## Exercise input
────────────────
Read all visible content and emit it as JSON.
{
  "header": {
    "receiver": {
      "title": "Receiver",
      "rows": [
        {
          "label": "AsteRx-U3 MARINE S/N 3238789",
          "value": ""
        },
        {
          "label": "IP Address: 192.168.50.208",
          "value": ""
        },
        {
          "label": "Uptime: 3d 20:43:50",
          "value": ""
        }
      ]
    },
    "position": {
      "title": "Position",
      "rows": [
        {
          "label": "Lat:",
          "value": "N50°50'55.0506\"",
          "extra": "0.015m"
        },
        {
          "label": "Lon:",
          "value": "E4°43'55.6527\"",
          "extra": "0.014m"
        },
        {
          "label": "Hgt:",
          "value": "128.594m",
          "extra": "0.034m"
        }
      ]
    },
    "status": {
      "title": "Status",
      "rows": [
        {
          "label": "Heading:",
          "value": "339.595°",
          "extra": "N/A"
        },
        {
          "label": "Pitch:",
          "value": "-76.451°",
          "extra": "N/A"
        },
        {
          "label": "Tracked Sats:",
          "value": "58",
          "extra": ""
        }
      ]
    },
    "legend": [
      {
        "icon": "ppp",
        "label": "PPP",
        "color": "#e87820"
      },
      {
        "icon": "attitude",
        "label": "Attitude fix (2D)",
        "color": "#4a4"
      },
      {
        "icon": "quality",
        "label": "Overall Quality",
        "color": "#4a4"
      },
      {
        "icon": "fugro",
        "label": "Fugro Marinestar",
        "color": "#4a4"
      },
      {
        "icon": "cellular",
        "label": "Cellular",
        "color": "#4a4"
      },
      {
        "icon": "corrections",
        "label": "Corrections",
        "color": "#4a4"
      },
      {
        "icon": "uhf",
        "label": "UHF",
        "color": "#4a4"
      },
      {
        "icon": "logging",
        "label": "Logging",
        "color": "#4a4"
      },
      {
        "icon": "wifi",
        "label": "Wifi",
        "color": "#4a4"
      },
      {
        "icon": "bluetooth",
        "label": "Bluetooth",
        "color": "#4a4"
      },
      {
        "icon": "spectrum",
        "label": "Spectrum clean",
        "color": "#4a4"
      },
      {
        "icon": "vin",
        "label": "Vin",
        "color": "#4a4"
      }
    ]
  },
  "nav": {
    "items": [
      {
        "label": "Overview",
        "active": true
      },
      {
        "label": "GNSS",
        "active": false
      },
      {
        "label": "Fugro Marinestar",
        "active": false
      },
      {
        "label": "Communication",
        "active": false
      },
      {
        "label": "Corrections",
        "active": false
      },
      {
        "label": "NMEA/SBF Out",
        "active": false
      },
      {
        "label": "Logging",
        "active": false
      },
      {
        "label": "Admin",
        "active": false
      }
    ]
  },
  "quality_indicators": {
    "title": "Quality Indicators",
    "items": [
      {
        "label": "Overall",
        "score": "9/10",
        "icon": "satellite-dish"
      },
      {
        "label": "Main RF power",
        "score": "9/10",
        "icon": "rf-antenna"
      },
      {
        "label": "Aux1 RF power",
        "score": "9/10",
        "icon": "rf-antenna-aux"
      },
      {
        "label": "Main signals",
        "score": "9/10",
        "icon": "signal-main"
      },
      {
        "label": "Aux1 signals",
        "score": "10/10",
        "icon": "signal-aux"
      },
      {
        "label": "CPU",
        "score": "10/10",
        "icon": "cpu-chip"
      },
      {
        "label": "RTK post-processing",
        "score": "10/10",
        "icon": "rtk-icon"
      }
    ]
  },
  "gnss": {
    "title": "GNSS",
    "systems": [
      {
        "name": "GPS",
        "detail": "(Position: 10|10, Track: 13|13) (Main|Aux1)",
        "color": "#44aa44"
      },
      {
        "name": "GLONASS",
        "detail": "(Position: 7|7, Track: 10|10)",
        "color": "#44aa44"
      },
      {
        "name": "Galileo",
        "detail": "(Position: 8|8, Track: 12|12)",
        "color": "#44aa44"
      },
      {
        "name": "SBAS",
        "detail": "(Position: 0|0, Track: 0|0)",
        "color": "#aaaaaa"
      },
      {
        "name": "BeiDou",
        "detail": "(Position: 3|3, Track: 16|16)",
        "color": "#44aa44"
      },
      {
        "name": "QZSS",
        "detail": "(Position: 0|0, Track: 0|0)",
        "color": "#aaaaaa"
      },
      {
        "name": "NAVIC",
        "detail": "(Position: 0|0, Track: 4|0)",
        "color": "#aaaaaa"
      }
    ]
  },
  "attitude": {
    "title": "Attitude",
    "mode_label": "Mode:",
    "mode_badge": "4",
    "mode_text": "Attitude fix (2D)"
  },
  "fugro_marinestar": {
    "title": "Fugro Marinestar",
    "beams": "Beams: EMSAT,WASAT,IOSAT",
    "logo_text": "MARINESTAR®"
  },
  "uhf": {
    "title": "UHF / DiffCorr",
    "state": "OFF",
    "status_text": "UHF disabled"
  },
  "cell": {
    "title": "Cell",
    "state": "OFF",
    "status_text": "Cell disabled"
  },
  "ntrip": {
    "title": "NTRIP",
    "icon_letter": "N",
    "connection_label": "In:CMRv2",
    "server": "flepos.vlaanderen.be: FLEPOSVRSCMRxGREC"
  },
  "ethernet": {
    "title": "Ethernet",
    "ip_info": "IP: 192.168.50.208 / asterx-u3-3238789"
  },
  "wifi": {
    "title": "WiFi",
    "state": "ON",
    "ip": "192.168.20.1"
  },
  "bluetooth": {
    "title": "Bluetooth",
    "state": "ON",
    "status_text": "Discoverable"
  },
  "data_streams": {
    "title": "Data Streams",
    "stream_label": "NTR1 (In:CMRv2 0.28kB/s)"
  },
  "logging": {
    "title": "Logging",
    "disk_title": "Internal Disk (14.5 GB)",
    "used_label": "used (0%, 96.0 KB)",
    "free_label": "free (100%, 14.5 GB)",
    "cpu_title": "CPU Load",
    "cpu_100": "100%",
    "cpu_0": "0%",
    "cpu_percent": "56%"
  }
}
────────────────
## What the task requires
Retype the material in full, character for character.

## Expected answer
Read all visible content and emit it as JSON.
{
  "header": {
    "receiver": {
      "title": "Receiver",
      "rows": [
        {
          "label": "AsteRx-U3 MARINE S/N 3238789",
          "value": ""
        },
        {
          "label": "IP Address: 192.168.50.208",
          "value": ""
        },
        {
          "label": "Uptime: 3d 20:43:50",
          "value": ""
        }
      ]
    },
    "position": {
      "title": "Position",
      "rows": [
        {
          "label": "Lat:",
          "value": "N50°50'55.0506\"",
          "extra": "0.015m"
        },
        {
          "label": "Lon:",
          "value": "E4°43'55.6527\"",
          "extra": "0.014m"
        },
        {
          "label": "Hgt:",
          "value": "128.594m",
          "extra": "0.034m"
        }
      ]
    },
    "status": {
      "title": "Status",
      "rows": [
        {
          "label": "Heading:",
          "value": "339.595°",
          "extra": "N/A"
        },
        {
          "label": "Pitch:",
          "value": "-76.451°",
          "extra": "N/A"
        },
        {
          "label": "Tracked Sats:",
          "value": "58",
          "extra": ""
        }
      ]
    },
    "legend": [
      {
        "icon": "ppp",
        "label": "PPP",
        "color": "#e87820"
      },
      {
        "icon": "attitude",
        "label": "Attitude fix (2D)",
        "color": "#4a4"
      },
      {
        "icon": "quality",
        "label": "Overall Quality",
        "color": "#4a4"
      },
      {
        "icon": "fugro",
        "label": "Fugro Marinestar",
        "color": "#4a4"
      },
      {
        "icon": "cellular",
        "label": "Cellular",
        "color": "#4a4"
      },
      {
        "icon": "corrections",
        "label": "Corrections",
        "color": "#4a4"
      },
      {
        "icon": "uhf",
        "label": "UHF",
        "color": "#4a4"
      },
      {
        "icon": "logging",
        "label": "Logging",
        "color": "#4a4"
      },
      {
        "icon": "wifi",
        "label": "Wifi",
        "color": "#4a4"
      },
      {
        "icon": "bluetooth",
        "label": "Bluetooth",
        "color": "#4a4"
      },
      {
        "icon": "spectrum",
        "label": "Spectrum clean",
        "color": "#4a4"
      },
      {
        "icon": "vin",
        "label": "Vin",
        "color": "#4a4"
      }
    ]
  },
  "nav": {
    "items": [
      {
        "label": "Overview",
        "active": true
      },
      {
        "label": "GNSS",
        "active": false
      },
      {
        "label": "Fugro Marinestar",
        "active": false
      },
      {
        "label": "Communication",
        "active": false
      },
      {
        "label": "Corrections",
        "active": false
      },
      {
        "label": "NMEA/SBF Out",
        "active": false
      },
      {
        "label": "Logging",
        "active": false
      },
      {
        "label": "Admin",
        "active": false
      }
    ]
  },
  "quality_indicators": {
    "title": "Quality Indicators",
    "items": [
      {
        "label": "Overall",
        "score": "9/10",
        "icon": "satellite-dish"
      },
      {
        "label": "Main RF power",
        "score": "9/10",
        "icon": "rf-antenna"
      },
      {
        "label": "Aux1 RF power",
        "score": "9/10",
        "icon": "rf-antenna-aux"
      },
      {
        "label": "Main signals",
        "score": "9/10",
        "icon": "signal-main"
      },
      {
        "label": "Aux1 signals",
        "score": "10/10",
        "icon": "signal-aux"
      },
      {
        "label": "CPU",
        "score": "10/10",
        "icon": "cpu-chip"
      },
      {
        "label": "RTK post-processing",
        "score": "10/10",
        "icon": "rtk-icon"
      }
    ]
  },
  "gnss": {
    "title": "GNSS",
    "systems": [
      {
        "name": "GPS",
        "detail": "(Position: 10|10, Track: 13|13) (Main|Aux1)",
        "color": "#44aa44"
      },
      {
        "name": "GLONASS",
        "detail": "(Position: 7|7, Track: 10|10)",
        "color": "#44aa44"
      },
      {
        "name": "Galileo",
        "detail": "(Position: 8|8, Track: 12|12)",
        "color": "#44aa44"
      },
      {
        "name": "SBAS",
        "detail": "(Position: 0|0, Track: 0|0)",
        "color": "#aaaaaa"
      },
      {
        "name": "BeiDou",
        "detail": "(Position: 3|3, Track: 16|16)",
        "color": "#44aa44"
      },
      {
        "name": "QZSS",
        "detail": "(Position: 0|0, Track: 0|0)",
        "color": "#aaaaaa"
      },
      {
        "name": "NAVIC",
        "detail": "(Position: 0|0, Track: 4|0)",
        "color": "#aaaaaa"
      }
    ]
  },
  "attitude": {
    "title": "Attitude",
    "mode_label": "Mode:",
    "mode_badge": "4",
    "mode_text": "Attitude fix (2D)"
  },
  "fugro_marinestar": {
    "title": "Fugro Marinestar",
    "beams": "Beams: EMSAT,WASAT,IOSAT",
    "logo_text": "MARINESTAR®"
  },
  "uhf": {
    "title": "UHF / DiffCorr",
    "state": "OFF",
    "status_text": "UHF disabled"
  },
  "cell": {
    "title": "Cell",
    "state": "OFF",
    "status_text": "Cell disabled"
  },
  "ntrip": {
    "title": "NTRIP",
    "icon_letter": "N",
    "connection_label": "In:CMRv2",
    "server": "flepos.vlaanderen.be: FLEPOSVRSCMRxGREC"
  },
  "ethernet": {
    "title": "Ethernet",
    "ip_info": "IP: 192.168.50.208 / asterx-u3-3238789"
  },
  "wifi": {
    "title": "WiFi",
    "state": "ON",
    "ip": "192.168.20.1"
  },
  "bluetooth": {
    "title": "Bluetooth",
    "state": "ON",
    "status_text": "Discoverable"
  },
  "data_streams": {
    "title": "Data Streams",
    "stream_label": "NTR1 (In:CMRv2 0.28kB/s)"
  },
  "logging": {
    "title": "Logging",
    "disk_title": "Internal Disk (14.5 GB)",
    "used_label": "used (0%, 96.0 KB)",
    "free_label": "free (100%, 14.5 GB)",
    "cpu_title": "CPU Load",
    "cpu_100": "100%",
    "cpu_0": "0%",
    "cpu_percent": "56%"
  }
}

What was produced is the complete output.